“We found that virtues amplified influence,” said Srivastava, who is teaching a course at the Haas School of Business this semester on power and politics in organizations. “Vices did not have much impact.”

The researchers said their results have important implications for voters.

“Citizens would be wise to consider a candidate’s virtue in casting their votes, which might increase the likelihood that elected officials will have genuine concern for their constituents and simultaneously promote cooperation and progress in government,” they wrote.

At the same time, the researchers said their work represents U.S. politics in a specific historical era, and that they could not rule out the chance that in other contexts or periods of history more Machiavellian approaches to influence might yield different results.

Among other findings of the team’s work:

  • There were no significant differences in virtues or vices between Republicans and Democrats.
  • It appears that the behavioral traits are stable, reflecting an established social strategy.

    In this C-SPAN video, researchers note, the late Sen. Paul Wellstone exhibited several behaviors reflecting courage.
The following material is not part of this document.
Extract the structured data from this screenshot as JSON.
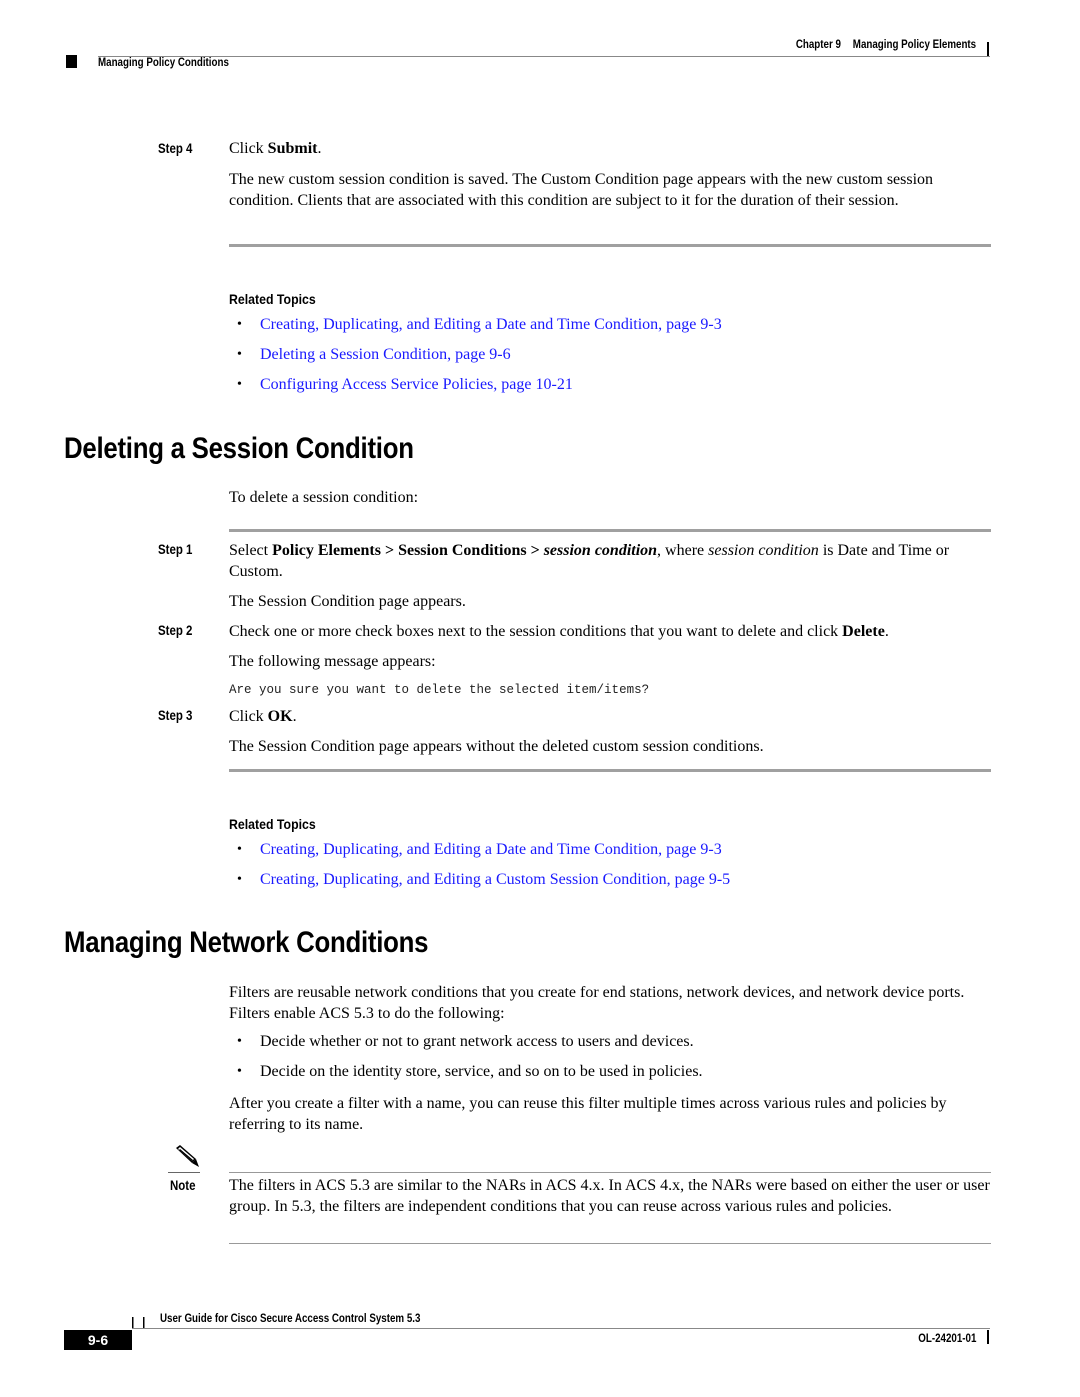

They ranged from his steady and emphatic speech, to his narrowed eyebrows.

The UC Berkeley-led team assessed 141 male and 10 female members of Congress for behavioral signals of vices and or virtues that they displayed on publicly available C-SPAN videos. It took a trained team of Berkeley-Haas undergraduate research assistants close to a year to evaluate the first minute of one video per senator that was randomly selected for coding of verbal and nonverbal behavioral, as outlined below. The coding guidelines were developed by Keltner and ten Brinke, based on standard behavior traits.

Here are some examples of how they measured virtuous behavior:
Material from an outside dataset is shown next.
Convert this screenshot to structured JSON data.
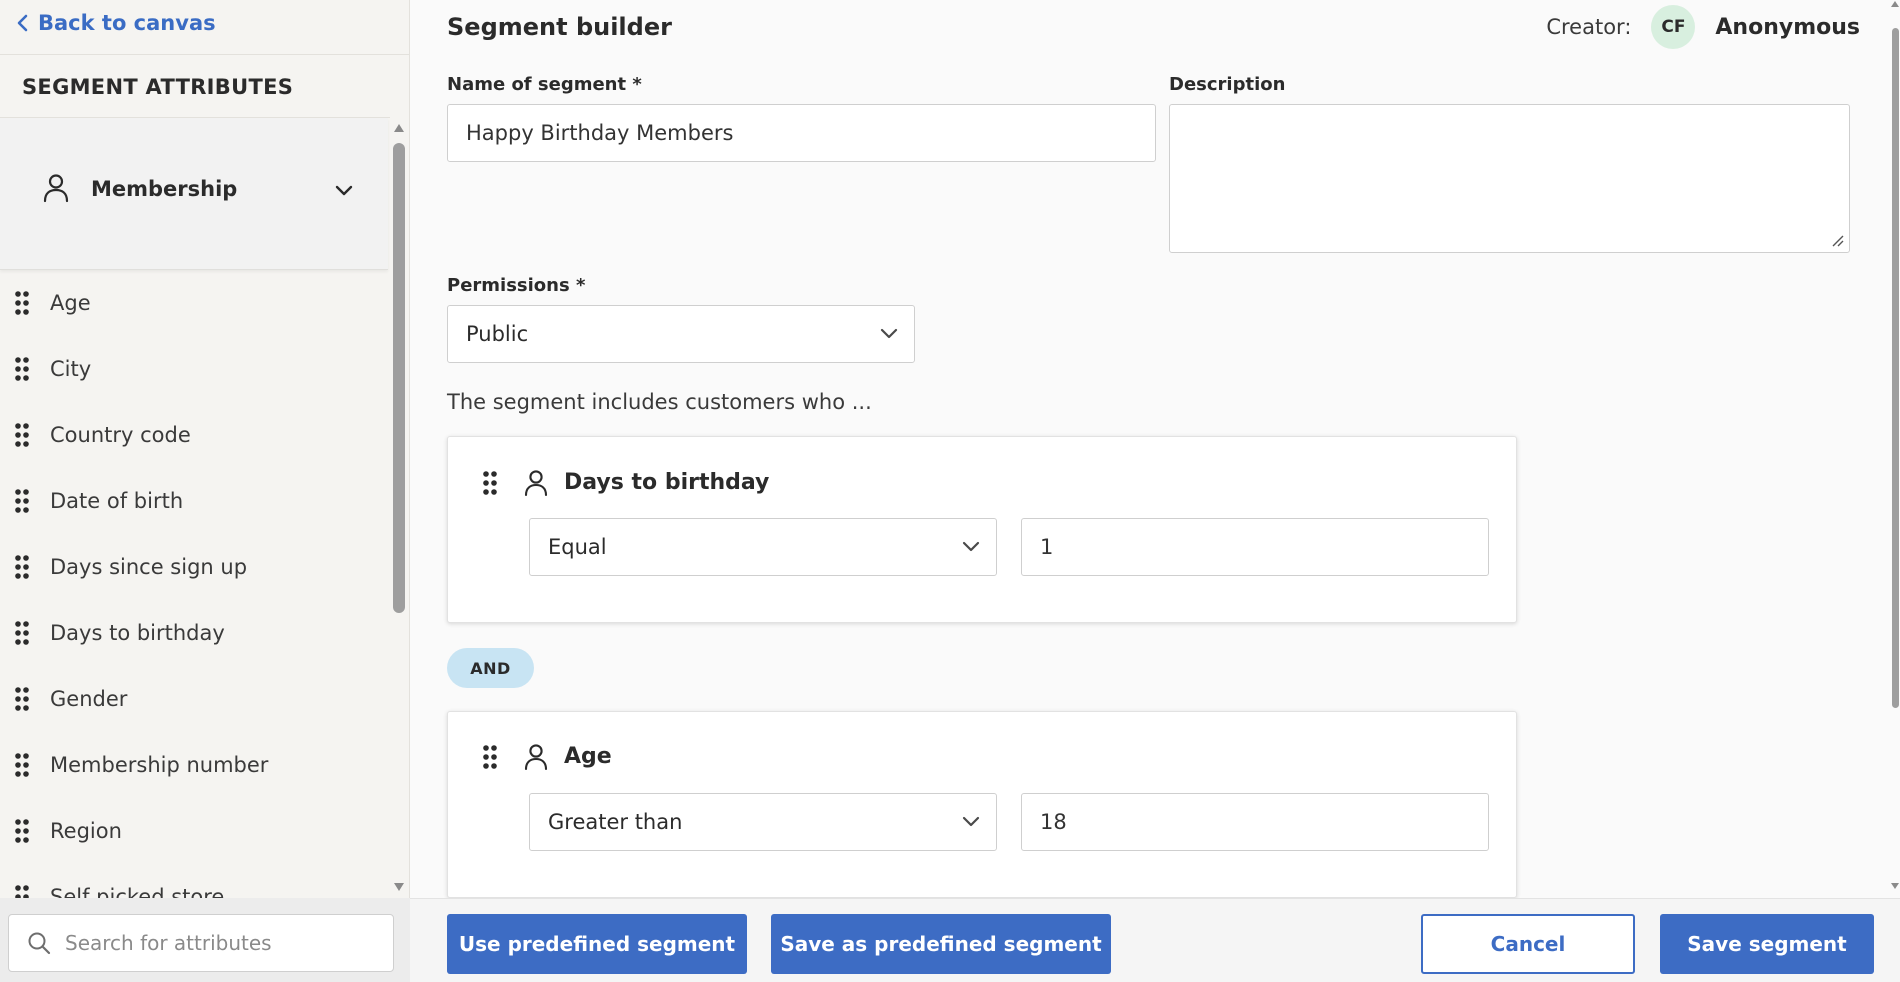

  • The use of humor or eyebrows furrowed in concentration can reflect such characteristics as creativity, curiosity, and open-mindedness — consistent with the virtue of wisdom.
  • Speaking in a loud voice with no stammers or eyes narrowed in determination can indicate bravery, honest, and persistence — in line with the virtue of courage.
  • Sympathetic tones of voice or facial expressions indicate love, kindness and social intelligence —or the virtue of humanity.
  • Expressions of humility such as a slight smile, modest dress or eyes directed downward show characteristics of self-regulation, forgiveness and modesty— or the virtue of temperance.
  • The virtue of transcendence and its characteristics of gratitude and hope can be witnessed in expressions of awe.

Meanwhile, here are some examples of how vices were coded:

  • A lack of emotional expression, or a smile in response to others pain or failure, which reflect aggressiveness or lack of empathy, is consistent with psychopathy.
  • The use of first-person pronouns is tied to grandiosity and a sense of entitlement, or the vice of narcissism.
  • A lack of self-conscious emotions or expansive posture can signal manipulation and emotional detachment linked to Machiavellianism.

Researchers said they chose the first minute of each video because those segments tended to be more standardized than other recordings, were generally uninterrupted, and usually began with a formal request to enter their speech into the record, followed by a short description of their legislation or issue.

This information was compared with the senators’ abilities to enlist colleagues as collaborative rather than symbolic co-sponsors on legislation. The latter can be distinguished from the former because such bills tend to include a large proportion of all senators as co-sponsors.

As a next step, Srivastava said that he and Liu will be exploring language use in the U.S. Senate to see what it can reveal about influence dynamics among members. Keltner and ten Brinke are examining virtues and vices among hedge fund managers, who ten Brinke said operate in an arena “where virtue may not be the best strategy.”